I am also working on a "taxonomy", that is, a categorization of terms related to the product, the market, content types and the methods of using the invention; these categorized terms will make their way strategically onto the website, related blogs, and linked sites. It helps keep things organized. This should also help search engines understand the site(s) with a higher degree of certainty and relevance, and help also identify similar, related or strategic sites to/from which my site should link (either directly or as an affiliate). A network of sites and affiliates (i.e. advertising agreements with other niche merchants, or outfits like Ebay and Amazon) is thus created, around a common theme and terms, elevating (hopefully) the visibility of the network (and therefore funneling people who want to buy my stuff) to the target audience. This kind of taxonomy work is also helpful in creating the marketing messages and packaging for the new invention, and describing it to retailers (matching it to their products), manufacturers and press agents. A taxonomy can also help define the 'lifestyle' the product promotes.

How do you keep track of all these sites, you say? Use http://del.icio.us.

Who knew a single idea could blossom into not one business, but an entire network of businesses - all in the name of paying for the kids' college. Well, the living expenses, anyway, as we've already funded through pre-paid state programs the tuition. That's another whole story, as are the ridiculous and nonsensical ranges of construction mortgage quotes we got today for an ongoing construction project.

Wednesday, February 01, 2006

(22) DOB: 2/1/2006

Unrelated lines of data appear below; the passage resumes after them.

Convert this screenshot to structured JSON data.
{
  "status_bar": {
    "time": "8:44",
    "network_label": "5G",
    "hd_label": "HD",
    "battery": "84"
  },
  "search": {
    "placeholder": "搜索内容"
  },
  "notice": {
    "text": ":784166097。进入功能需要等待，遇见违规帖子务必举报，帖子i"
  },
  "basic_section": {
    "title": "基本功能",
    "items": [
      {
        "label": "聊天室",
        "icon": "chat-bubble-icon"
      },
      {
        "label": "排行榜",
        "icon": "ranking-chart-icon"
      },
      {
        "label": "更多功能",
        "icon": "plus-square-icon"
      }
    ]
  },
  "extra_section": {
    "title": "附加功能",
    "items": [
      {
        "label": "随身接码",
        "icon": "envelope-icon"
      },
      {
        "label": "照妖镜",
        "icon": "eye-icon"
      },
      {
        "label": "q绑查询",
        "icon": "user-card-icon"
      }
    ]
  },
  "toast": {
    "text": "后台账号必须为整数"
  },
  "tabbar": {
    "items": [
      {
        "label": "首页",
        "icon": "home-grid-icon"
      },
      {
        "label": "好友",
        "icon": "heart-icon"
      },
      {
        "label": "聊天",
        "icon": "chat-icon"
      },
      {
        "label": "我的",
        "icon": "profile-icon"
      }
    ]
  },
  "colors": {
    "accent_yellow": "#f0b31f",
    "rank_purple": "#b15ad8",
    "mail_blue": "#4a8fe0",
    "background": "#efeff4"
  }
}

It lives! Finally have my hands on an actual Prototype model, made via a 3-D printer my designer had access to in his SolidWorks classes. It was made using the "SLS" method, or basically a kind of powder laid down, heated, and built up in the shape of the prototype (using the CAD .sla files). The model is kind of fragile, feels like a sandcastle. Very nice feeling to actually touch and feel the model. Good thing it was made, too, before spending $3K on the first run of 8 prototypes (using FDM or SLA); we discovered an opening wasn't quite large enough, a couple of minor tweaks.

Regarding Rapid Prototyping methods, I've got two quotes from 2 different kinds; FDM (basically ABS plastic pellets spit out like a bubblejet printer, building up the model), and SLA (basically layers of liquid urethane successively laid down, heated and fused). The FDM seems like it will be quicker and a bit more durable/possibly flexible (and a little more expensive), the SLA seems like it's harder but more brittle. This is base purely on Internet research and feedback from some Inventor discussions. I've got 4 pieces, 1 large and complex, 2 smaller, and 1 small and easy (i.e. 4 .sla CAD files). The FDM price is about $2200, and the SLA price is about $3100, for 8 prototypes of each of the 4 files. Some discounting for multiple units, but with SLA, this particular manufacturer had 'trays' set up in their machine for lots of 6, so anything over 6 and they need to use a new tray, with less discount. I'll probably try the FDM, first (which prints one at a time).

Now need to concentrate on the other pieces and parts, making sure to order each in sizes that match the final CAD files of the plastic parts. Certainly am spending extra money on little parts that end up not being the right size - lots of trial and error.